This month I offer you a loose triptych of point notes from my recent stays on North Manitou Island at Point Turnstone. I camp and work there about half the time in summer, and the place is positively brimming with image and sound, form and flux. I’ll share three views from the point.

The leaves of pitcher's thistle cross and lap to form an unruly lattice. The plant has entered its final year of life, rising to send up a number of blooms. What's this? A single blade of marram tucked among the leaves.

As I walk the point after sunrise, four trumpeter swans paddle in the waves offshore. They are a symmetry of arced necks, of rounded backs above water. Three are touched with amber, yearlings. Amber an offering back to the mother and the cracked shell, back across that calciferous threshold. Fog slips down from the forested slope above the dunes.

The sand at shore is patient, cool; at home even where just deposited — mineral abides in the turning lattice of change. Another day, another bank of fog. A June, a summer. A birch sprouts and reaches and dies, is buried and exhumed a silver skeleton. A dune rises and walks inland, pausing beneath marram for a spell, then proceeds to climb the bluff. Water ebbs and flows, carves and piles. But ever here a point, it seems; the point an image of an archetype. It rises repeatedly from an underworld beneath the waves, rises in irrepressible cycles. Rises and falls at once like a turning wheel. Precisely like a stone turned in the waves.

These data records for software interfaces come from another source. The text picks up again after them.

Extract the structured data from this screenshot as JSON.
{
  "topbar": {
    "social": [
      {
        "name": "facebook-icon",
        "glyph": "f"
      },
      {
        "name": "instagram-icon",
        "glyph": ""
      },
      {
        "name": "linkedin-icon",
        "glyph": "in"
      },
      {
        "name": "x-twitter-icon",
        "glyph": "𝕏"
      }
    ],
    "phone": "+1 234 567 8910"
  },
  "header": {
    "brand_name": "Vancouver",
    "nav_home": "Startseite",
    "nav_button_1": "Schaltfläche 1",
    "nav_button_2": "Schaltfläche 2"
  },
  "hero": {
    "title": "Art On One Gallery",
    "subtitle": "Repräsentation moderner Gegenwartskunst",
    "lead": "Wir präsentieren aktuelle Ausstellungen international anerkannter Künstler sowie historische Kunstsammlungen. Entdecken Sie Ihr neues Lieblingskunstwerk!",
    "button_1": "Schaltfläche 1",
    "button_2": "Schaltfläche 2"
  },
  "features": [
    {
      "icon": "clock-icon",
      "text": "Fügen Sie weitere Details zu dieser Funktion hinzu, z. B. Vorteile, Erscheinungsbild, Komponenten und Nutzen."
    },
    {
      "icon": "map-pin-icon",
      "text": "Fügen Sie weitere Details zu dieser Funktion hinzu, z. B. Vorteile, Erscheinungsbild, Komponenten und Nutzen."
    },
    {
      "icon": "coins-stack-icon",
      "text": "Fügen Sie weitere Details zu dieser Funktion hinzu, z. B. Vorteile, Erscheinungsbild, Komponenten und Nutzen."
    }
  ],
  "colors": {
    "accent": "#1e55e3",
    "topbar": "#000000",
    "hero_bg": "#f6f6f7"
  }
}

Even the sharp angle of mineral traces a cygnet arc when wheeled.

From the high dune I count forty-five pelicans flying over the flat water south toward the point. An elastic line of them wingtip to wingtip; white black white undulating, a swell in from the north. One beats the wings once and then the next in line and the next down to the last who passes the swell to evening air. They rise and fall slow, the line undulates. A pelican constant. Silent and steady over the water — gimbaled, dampened, smooth. Great bill out front a bowsprit, back flat and direct, big wings hold air. The line wobbles and stretches, pliant and tuned like the water inches beneath. Long fair lines, slow arc. As above so below with pelican.

I pitch my tent on warm sand and lay down to sleep at sunset. Coyotes, or something like coyotes, circle and pass in dream. Expectations precipitate to imaginal form; shades move out onto the sand surrounding a sleeping body. But the animals pass without touching the earth, without a sound and lacking entirely in weight.

I call them coyotes although I’m not so sure. What passes is the notion of a hunting presence, the sense of birds disturbed on the nest in the dark. They are hunter and prey, gaze from two directions at once. The birds and mammals both; bill and snout, wing and trailing tail, omnivore. Dark eye wide, dark eye set. Circling in dream a paradoxical hunter-hidden.

When I wake the sky has cleared to reveal the starry heavens, that field which even fresh from sleep strikes anciently familiar. From the cradling arms of the hypnopomp, the carrier-from-sleep himself, constellations loosen and drift. Each tensegrity is revealed from this perspective as an elastic and incidental process, as a living withness of stars. Constellation a tent pitched against the wind, a web spun between bowing grasses. Swan dances at the shore, triangle wavers, a foreleg quivers in wait.

When I wake again the clouds have returned and the horizon is blooming hematic in the east. A nourishing wind comes in over the water.

Thanks for reading along with this brief June installment of Polylith, the fortieth since I started sending them a few years ago. Forty is a week at the office, a spell in the wilderness, eight pentacles hammered and hung. I’m glad you’ve come along.

If you dig these in situ musings, you might check out Island lines, which come from the same place in space, another in time. And as always, I welcome all forms of correspondence. Toss a message in a bottle out toward the island, write a postcard, drop by the garden some Tuesday evening for a handful of berries.

Until next month, which is striding our way as we speak, happy high summer.